Gas supplies to Israel are set to resume this month from a field in Egypt’s northern Sinai desert after a Feb. 5 pipeline explosion that was believed to be terrorist-generated. But Israel’s national infrastructure ministry has decided to fast-track a proposed $300-million liquified-natural-gas project off the country’s central Mediterranean coast as part of an effort to diversify its sources of supply.

Feb.5 Explosion Of Egyptian Gas Pipeline, Allegedly By Saboteurs, Has Cut Off Exports To Israel.
Photo: AP Worldwide
Feb.5 Explosion Of Egyptian Gas Pipeline, Allegedly By Saboteurs, Has Cut Off Exports To Israel.

Israel Natural Gas Lines, a state-owned utility, has issued a request for information for the project’s infrastructure. Egypt supplies 40% of Israel’s gas supply, which is used mostly for power production, with the rest coming from a gas field off Israel’s southern Mediterranean coast. The pipeline also provides supplies to Jordan, Syria and Lebanon, according to published reports.

“Our aim is to get the project up and running by the end of 2012,” says Infrastructure Minister Uzi Landau. The government had approved a permanent offshore LNG facility, which was set to come on line in 2015. “We’re now looking at a floating terminal that can be built and operated by early 2013 at the latest,” says Shaul Zemah, the ministry’s director general.

The facility will be located 4.5 kilometers offshore from Hadera, which is 45 km north of metropolitan Tel Aviv. Plans call for a 45-meter-deep pipeline running from the floating platform to the coast, where it will link up with Israel Natural Gas Lines’ national gas transmission network.

Israel Electric Corp. has issued its own RFI for LNG tankers with their own onboard regasification capability. Israeli and foreign exploration companies discovered huge quantities of gas in the past two years off of Israel’s northern Mediterranean coast, but those supplies are not likely to reach the local market before 2013, at the earliest. In addition, the government has decided to diversify its sources of supply.

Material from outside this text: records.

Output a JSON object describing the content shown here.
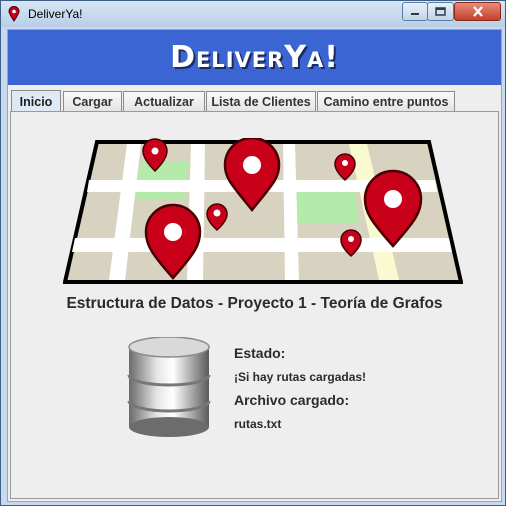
{
  "window": {
    "title": "DeliverYa!"
  },
  "banner": {
    "title": "DeliverYa!"
  },
  "tabs": [
    {
      "label": "Inicio",
      "active": true
    },
    {
      "label": "Cargar",
      "active": false
    },
    {
      "label": "Actualizar",
      "active": false
    },
    {
      "label": "Lista de Clientes",
      "active": false
    },
    {
      "label": "Camino entre puntos",
      "active": false
    }
  ],
  "home": {
    "subtitle": "Estructura de Datos - Proyecto 1 - Teoría de Grafos",
    "status_label": "Estado:",
    "status_value": "¡Si hay rutas cargadas!",
    "file_label": "Archivo cargado:",
    "file_value": "rutas.txt"
  },
  "icons": {
    "app": "map-pin-icon",
    "map": "map-illustration",
    "database": "database-icon"
  },
  "colors": {
    "banner": "#3a65d2",
    "pin": "#c8001a",
    "close_button": "#c7432e"
  }
}
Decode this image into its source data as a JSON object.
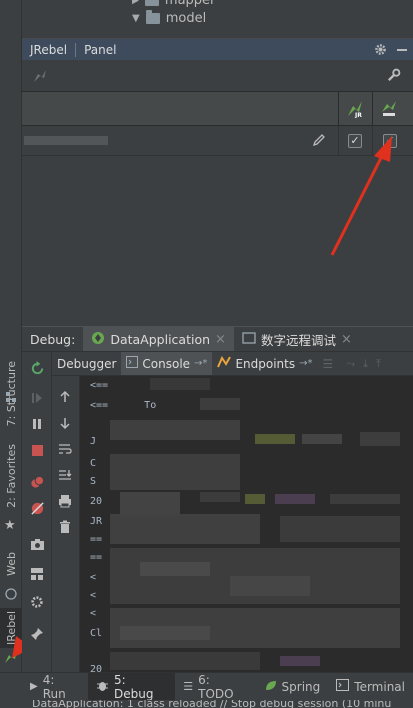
{
  "tree": {
    "items": [
      {
        "label": "mapper"
      },
      {
        "label": "model"
      }
    ]
  },
  "jrebel_panel": {
    "tabs": [
      {
        "label": "JRebel"
      },
      {
        "label": "Panel"
      }
    ],
    "row_checked_jr": "✓",
    "row_checked_remote": "✓"
  },
  "debug": {
    "label": "Debug:",
    "tabs": [
      {
        "label": "DataApplication"
      },
      {
        "label": "数字远程调试"
      }
    ],
    "subtabs": [
      {
        "label": "Debugger"
      },
      {
        "label": "Console"
      },
      {
        "label": "Endpoints"
      }
    ]
  },
  "console_lines": [
    "<==",
    "<==      To",
    "J",
    "C",
    "S",
    "20",
    "JR",
    "==",
    "==",
    "<",
    "<",
    "<",
    "Cl",
    "20"
  ],
  "left_strip": {
    "tabs": [
      {
        "label": "7: Structure"
      },
      {
        "label": "2: Favorites"
      },
      {
        "label": "Web"
      },
      {
        "label": "JRebel"
      }
    ]
  },
  "bottom_tabs": [
    {
      "label": "4: Run"
    },
    {
      "label": "5: Debug"
    },
    {
      "label": "6: TODO"
    },
    {
      "label": "Spring"
    },
    {
      "label": "Terminal"
    }
  ],
  "status": {
    "text": "DataApplication: 1 class reloaded // Stop debug session (10 minu"
  },
  "colors": {
    "accent_red": "#e0301e",
    "jrebel_green": "#6aa84f"
  }
}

Until the Egyptian gas supply resumes, the Israeli Ministry of Environment said it would permit use of fuel oil to run powerplants to avoid a drop in electricity production.